Approximately nine million students across the nation lack access to the internet or to internet-connected devices. Lawmakers and educators have known for years that this disparity, often referred to as the “digital divide,” can contribute to achievement and attainment gaps based on race and income. But the sudden and large-scale transition to full-time remote learning brought about by the coronavirus has sparked renewed concerns.
A recently published white paper from the National Alliance for Public Charter Schools (NAPCS) aims to shed additional light on the digital divide by exploring how many charter school students have limited internet connectivity and device availability. Because charter schools generally serve a higher percentage of low-income students than districts, it stands to reason that they would have a higher rate of students with limited access.
Very little data exist at the school level. But the authors were able to approximate connectivity and device access by using the American Community Survey (ACS), which provides household data at the census tract level. Connectivity data indicate the type of internet present in each household, including broadband and dial-up. Low-access homes are those that have dial-up or no internet.

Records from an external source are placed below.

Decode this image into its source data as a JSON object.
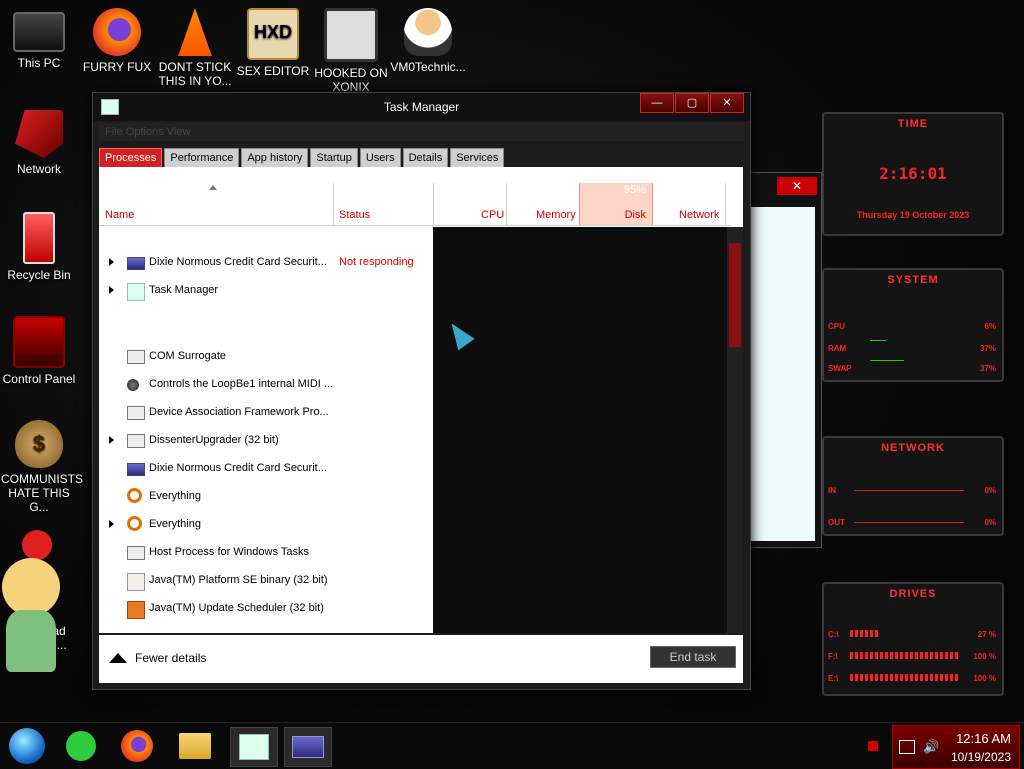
{
  "desktop": {
    "icons": [
      {
        "label": "This PC"
      },
      {
        "label": "FURRY FUX"
      },
      {
        "label": "DONT STICK THIS IN YO..."
      },
      {
        "label": "SEX EDITOR"
      },
      {
        "label": "HOOKED ON XONIX"
      },
      {
        "label": "VM0Technic..."
      },
      {
        "label": "Network"
      },
      {
        "label": "Recycle Bin"
      },
      {
        "label": "Control Panel"
      },
      {
        "label": "COMMUNISTS HATE THIS G..."
      },
      {
        "label": "Download Black Ali..."
      }
    ]
  },
  "taskmanager": {
    "title": "Task Manager",
    "menu": "File   Options   View",
    "tabs": [
      "Processes",
      "Performance",
      "App history",
      "Startup",
      "Users",
      "Details",
      "Services"
    ],
    "columns": {
      "name": "Name",
      "status": "Status",
      "cpu": "CPU",
      "memory": "Memory",
      "disk_pct": "95%",
      "disk": "Disk",
      "network": "Network"
    },
    "rows": [
      {
        "name": "Dixie Normous Credit Card Securit...",
        "status": "Not responding",
        "expand": true,
        "icon": "app-window-icon"
      },
      {
        "name": "Task Manager",
        "status": "",
        "expand": true,
        "icon": "task-manager-icon"
      },
      {
        "name": "COM Surrogate",
        "status": "",
        "expand": false,
        "icon": "service-icon"
      },
      {
        "name": "Controls the LoopBe1 internal MIDI ...",
        "status": "",
        "expand": false,
        "icon": "midi-icon"
      },
      {
        "name": "Device Association Framework Pro...",
        "status": "",
        "expand": false,
        "icon": "service-icon"
      },
      {
        "name": "DissenterUpgrader (32 bit)",
        "status": "",
        "expand": true,
        "icon": "service-icon"
      },
      {
        "name": "Dixie Normous Credit Card Securit...",
        "status": "",
        "expand": false,
        "icon": "app-window-icon"
      },
      {
        "name": "Everything",
        "status": "",
        "expand": false,
        "icon": "search-icon"
      },
      {
        "name": "Everything",
        "status": "",
        "expand": true,
        "icon": "search-icon"
      },
      {
        "name": "Host Process for Windows Tasks",
        "status": "",
        "expand": false,
        "icon": "service-icon"
      },
      {
        "name": "Java(TM) Platform SE binary (32 bit)",
        "status": "",
        "expand": false,
        "icon": "java-icon"
      },
      {
        "name": "Java(TM) Update Scheduler (32 bit)",
        "status": "",
        "expand": false,
        "icon": "java-update-icon"
      }
    ],
    "fewer_details": "Fewer details",
    "end_task": "End task"
  },
  "gadget": {
    "time_title": "TIME",
    "time": "2:16:01",
    "date": "Thursday 19 October 2023",
    "system_title": "SYSTEM",
    "cpu_label": "CPU",
    "cpu_val": "6%",
    "ram_label": "RAM",
    "ram_val": "37%",
    "swap_label": "SWAP",
    "swap_val": "37%",
    "network_title": "NETWORK",
    "in_label": "IN",
    "in_val": "0%",
    "out_label": "OUT",
    "out_val": "0%",
    "drives_title": "DRIVES",
    "drives": [
      {
        "label": "C:\\",
        "val": "27 %"
      },
      {
        "label": "F:\\",
        "val": "100 %"
      },
      {
        "label": "E:\\",
        "val": "100 %"
      }
    ]
  },
  "taskbar": {
    "time": "12:16 AM",
    "date": "10/19/2023"
  },
  "colors": {
    "accent": "#d42020",
    "status_red": "#dd0000",
    "gadget_red": "#ff2020"
  }
}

Device data indicate whether a household has digital devices such as computers, smartphones, or tablets.
To determine whether students at a specific school lack access, the authors geolocated schools to a census tract. Census tracts contain anywhere from 4,000 to 9,000 people, making it reasonable to assume that a significant portion of a school’s students live in the census tract where the school is located. The authors then used the 2018 ACS data to estimate digital access by multiplying the percentage of low-access households by school enrollment. Virtual charter schools were excluded from the calculations because their students are not tied to a specific geographical location, and because they need devices and connectivity in order to enroll.
The results indicate that although student-level gaps exist in both the traditional public and charter sector, they are likely somewhat larger for charter schools. More than 22 percent of charter students are estimated to lack connectivity, compared to 19 percent of district students. An estimated 13 percent of charter students lack devices, compared to 11 percent of district students. The device results are less compelling, since smartphones—which are typically considered unsuitable for schoolwork—are included in the ACS count of devices.
The paper also estimates digital access at the school level. Schools are considered low access if they are located within a census tract where one third or more of households lack devices or high speed connectivity. In terms of connectivity, approximately one in five charter students and one in eight district students attend a school located in a low-access tract. Charter students are around 60 percent more likely than their district peers to attend a school located in one of these tracts. They are also more than twice as likely as their district peers to be enrolled in a school located in a tract with low access to devices.
The paper also presented student connectivity by state and city. There is considerable variation between states, but of the forty-four with charter sectors, thirty-one have an estimated 20 percent or more of charter students lacking connectivity. Tennessee (nearly 37 percent) and Arkansas (nearly 34 percent) have the highest rates. In terms of total numbers, six states have more than 30,000 charter students who lack connectivity. California and Texas have the largest numbers, at 102,447 and 90,558, respectively.
The fifty cities with the largest number of charter students who have low access account for more than 51 percent of all charter students who likely face connectivity challenges. The top five are Los Angeles (22,150 students), Houston (21,896 students), Philadelphia (19,417 students), Chicago (18,655 students), and Detroit (14,565 students). Four Ohio cities made the top fifty: Cleveland (6,880 students), Columbus (5,643 students), Cincinnati (2,720 students), and Toledo (2,053 students). In all four of these cities, the share of charter students with low access is 25 percent or higher. In Cincinnati, the share is a whopping 39 percent.
The paper estimates that closing the digital divide for charters would cost around $243 million during the first year. Arriving at this dollar amount required making several assumptions, including the type of connection needed (wired versus wireless) and the total cost of devices, support, and insurance for each student. Given the current economic crisis, $243 million seems like a big chunk of change. But even with widespread funding cuts, it’s still a drop in the bucket. There’s a ton of uncertainty around reopening schools in the fall, but many leaders are leaning toward the possibility of hybrid schedules, with plenty of remote learning still happening from home. That means students will need device and connectivity access—and lawmakers will need to decide if paying to close the digital divide is a necessary expense.
Source: Nathan Barrett and Adam Gerstenfeld, “Closing the Digital Divide,” National Alliance for Public Charter Schools (June 2020).